An assessment of olfactory ability is necessary for establishing the degree of olfactory loss and allows for objective monitoring of changes in olfactory ability over time. In addition, testing may help detect malingerers or establish compensation for permanent disability. Psychophysical tests include self-administered tests that are clinically useful in the diagnosis of olfactory disorders and are widely commercially available. Smell identification tests require the patient to smell an odorant and choose the correct name from a multiple-choice test. One such test is the Smell Identification Test (SIT, also known as the University of Pennsylvania Smell Identification Test or UPSIT) that was noted previously, which includes 40 “scratch and sniff” odorants with four possible answers and is self- administered.
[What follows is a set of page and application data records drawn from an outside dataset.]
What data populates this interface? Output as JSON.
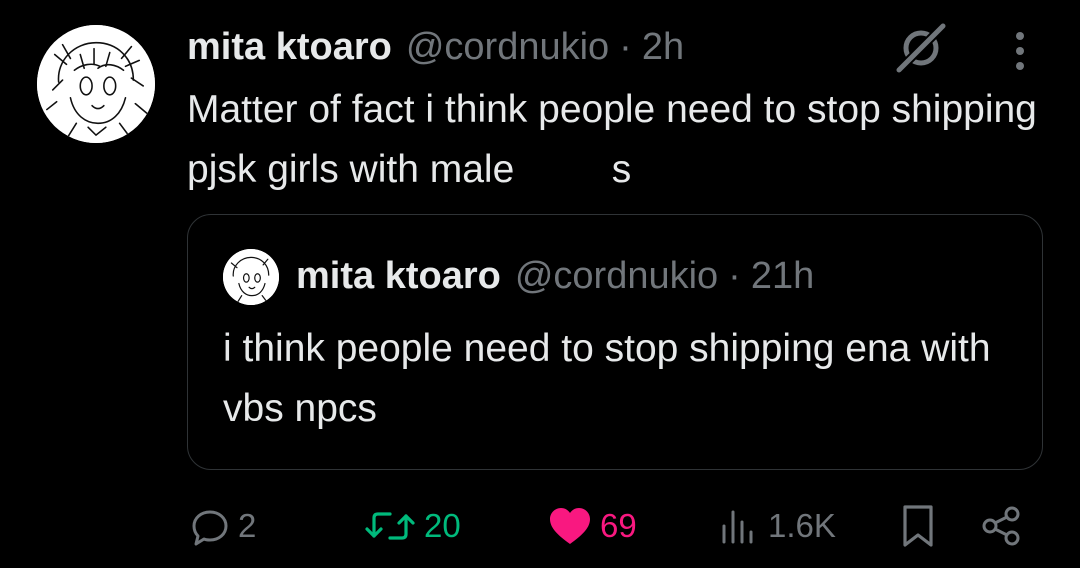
{
  "tweet": {
    "author_name": "mita ktoaro",
    "author_handle": "@cordnukio",
    "separator": "·",
    "time": "2h",
    "text": "Matter of fact i think people need to stop shipping pjsk girls with male         s"
  },
  "quote": {
    "author_name": "mita ktoaro",
    "author_handle": "@cordnukio",
    "separator": "·",
    "time": "21h",
    "text": "i think people need to stop shipping ena with vbs npcs"
  },
  "actions": {
    "replies": "2",
    "retweets": "20",
    "likes": "69",
    "views": "1.6K"
  },
  "colors": {
    "background": "#000000",
    "text": "#e7e9ea",
    "muted": "#71767b",
    "retweet_active": "#00ba7c",
    "like_active": "#f91880",
    "border": "#2f3336"
  },
  "icons": {
    "grok": "grok-icon",
    "more": "more-icon",
    "reply": "reply-icon",
    "retweet": "retweet-icon",
    "like": "heart-icon",
    "views": "views-icon",
    "bookmark": "bookmark-icon",
    "share": "share-icon"
  }
}
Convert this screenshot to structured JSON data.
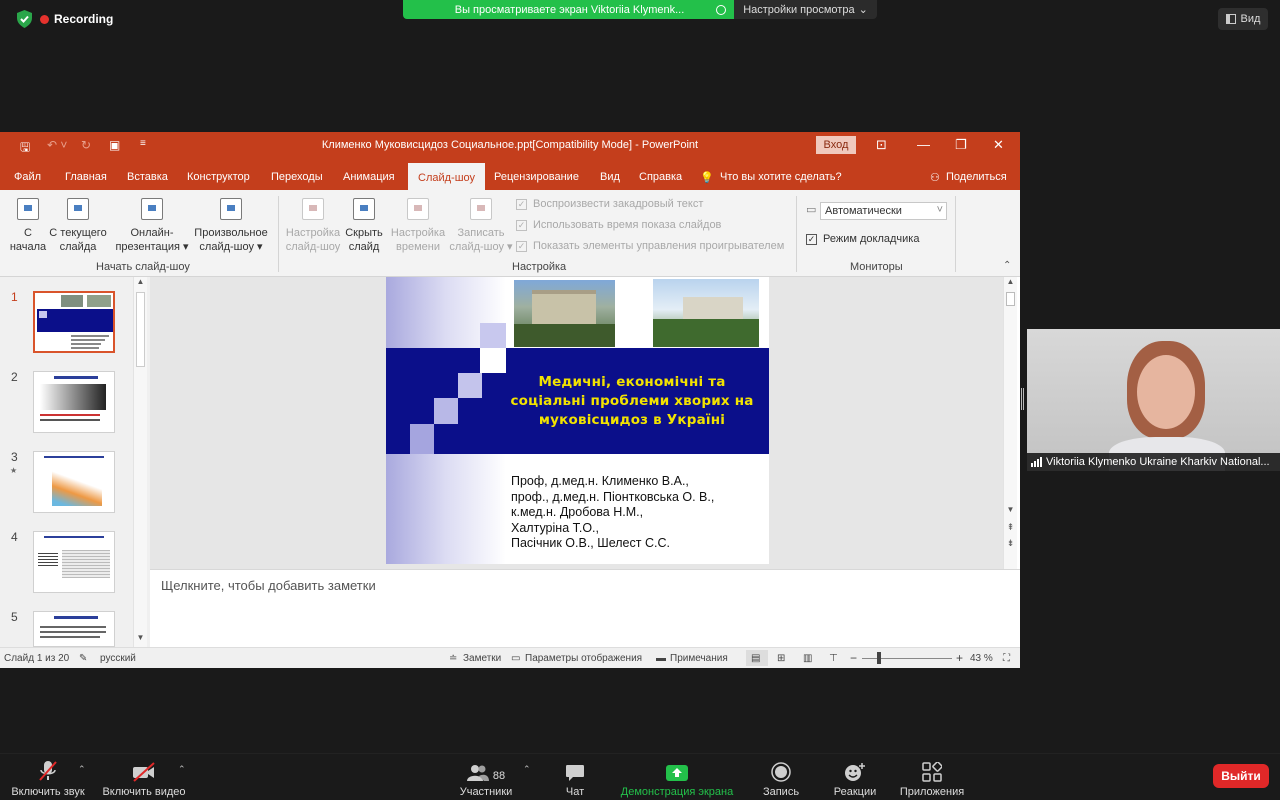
{
  "zoom_top": {
    "recording_label": "Recording",
    "share_banner_text": "Вы просматриваете экран Viktoriia Klymenk...",
    "view_options_label": "Настройки просмотра",
    "view_button_label": "Вид"
  },
  "ppt": {
    "window_title": "Клименко Муковисцидоз Социальное.ppt[Compatibility Mode]  -  PowerPoint",
    "signin_label": "Вход",
    "tabs": [
      "Файл",
      "Главная",
      "Вставка",
      "Конструктор",
      "Переходы",
      "Анимация",
      "Слайд-шоу",
      "Рецензирование",
      "Вид",
      "Справка"
    ],
    "active_tab_index": 6,
    "tell_me": "Что вы хотите сделать?",
    "share_label": "Поделиться",
    "ribbon": {
      "start_group": {
        "label": "Начать слайд-шоу",
        "from_start": [
          "С",
          "начала"
        ],
        "from_current": [
          "С текущего",
          "слайда"
        ],
        "online": [
          "Онлайн-",
          "презентация ▾"
        ],
        "custom": [
          "Произвольное",
          "слайд-шоу ▾"
        ]
      },
      "setup_group": {
        "label": "Настройка",
        "setup_show": [
          "Настройка",
          "слайд-шоу"
        ],
        "hide_slide": [
          "Скрыть",
          "слайд"
        ],
        "rehearse": [
          "Настройка",
          "времени"
        ],
        "record": [
          "Записать",
          "слайд-шоу ▾"
        ],
        "checkboxes": [
          "Воспроизвести закадровый текст",
          "Использовать время показа слайдов",
          "Показать элементы управления проигрывателем"
        ]
      },
      "monitors_group": {
        "label": "Мониторы",
        "monitor_value": "Автоматически",
        "presenter_view": "Режим докладчика"
      }
    },
    "slide_numbers": [
      "1",
      "2",
      "3",
      "4",
      "5"
    ],
    "slide": {
      "title_lines": [
        "Медичні, економічні та",
        "соціальні проблеми хворих на",
        "муковісцидоз в Україні"
      ],
      "authors": [
        "Проф, д.мед.н. Клименко В.А.,",
        "проф., д.мед.н. Піонтковська О. В.,",
        "к.мед.н. Дробова Н.М.,",
        "Халтуріна Т.О.,",
        "Пасічник О.В., Шелест С.С."
      ],
      "colors": {
        "band": "#0b0f8a",
        "title": "#f2e300"
      }
    },
    "notes_placeholder": "Щелкните, чтобы добавить заметки",
    "status": {
      "slide_counter": "Слайд 1 из 20",
      "language": "русский",
      "notes": "Заметки",
      "display_settings": "Параметры отображения",
      "comments": "Примечания",
      "zoom": "43 %"
    }
  },
  "participant": {
    "name": "Viktoriia Klymenko Ukraine Kharkiv National..."
  },
  "zoom_bar": {
    "unmute": "Включить звук",
    "start_video": "Включить видео",
    "participants": "Участники",
    "participants_count": "88",
    "chat": "Чат",
    "share_screen": "Демонстрация экрана",
    "record": "Запись",
    "reactions": "Реакции",
    "apps": "Приложения",
    "leave": "Выйти"
  }
}
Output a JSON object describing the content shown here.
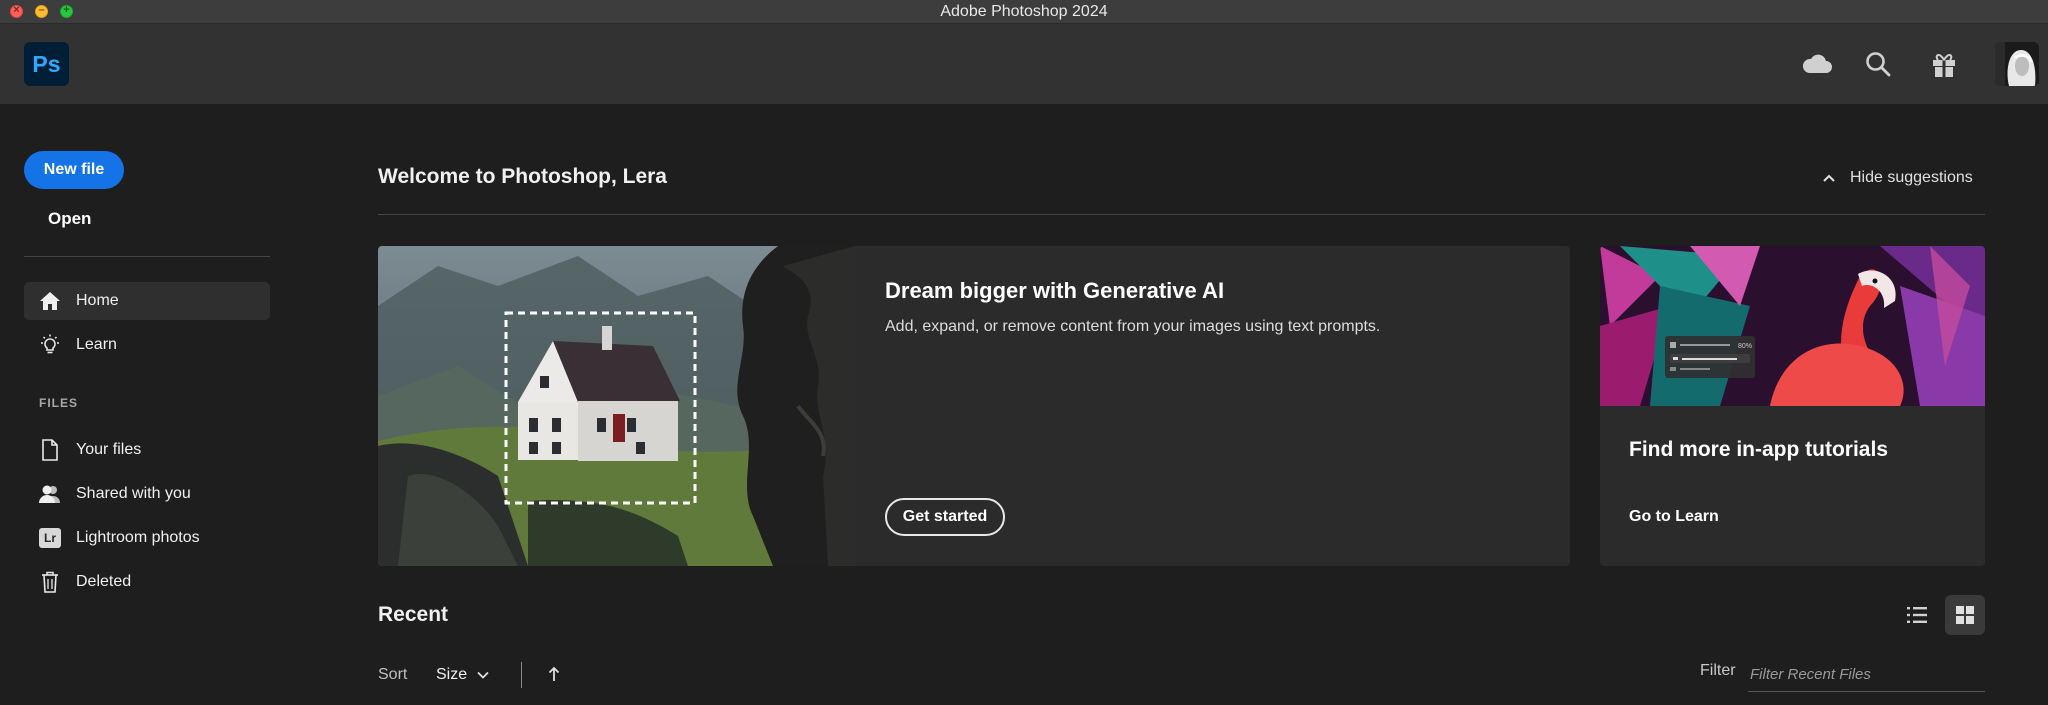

Norms have been established by age and gender and have been classified as normosmia, microsomia, or anosmia, with scores below 5 to 6 suggesting malingering (as 10 out of 40 is considered chance performance).72 The Cross- Cultural Smell Identification Test (CC-SIT), also known as the Brief Smell Identification Test (B-SIT), is a 12-item version of the SIT, which includes odors most consistently identified by subjects in various countries and is a useful screening tool for more rapid screening.73 The “Sniffin’ Sticks” test incorporates odor threshold or the lowest concentration of detectable odorants, odor discrimination or ability to correctly choose a target odorant, and odor identification using multiple choices for a combination score for threshold, discrimination, and identification (TDI). Normative data have also been established for normal and affected patients based on TDI scores.74 These tests can be administered bilaterally or unilaterally by occluding one nostril to assess for laterality of olfactory deficits when appropriate.
Electrophysiological tests are available but are primarily used for research purposes. Odor event-related potentials measure brain-evoked potentials from electroencephalograms averaged after multiple exposures to an odorant.75 Another procedure is the electro-olfactogram, which involves placing an electrode directly on the olfactory epithelium. A slow-negative shift in voltage is detected with the introduction of an odorant to stimulate the olfactory receptor neurons. The placement of these electrodes can be unpleasant for the patient and can be technically difficult in the endoscopic manipulation of the electrode and an inability to confirm placement in the olfactory rather than the respiratory epithelium.76 Recent studies have found preliminary evidence of an intrinsic optical signal, which is visible using 600 to 700 nm wavelength light when the olfactory epithelium is stimulated by odorants. This may be useful for evaluating the function of a region of the epithelium rather than one isolated spot as is measured with an electrode in an electro-olfactogram.77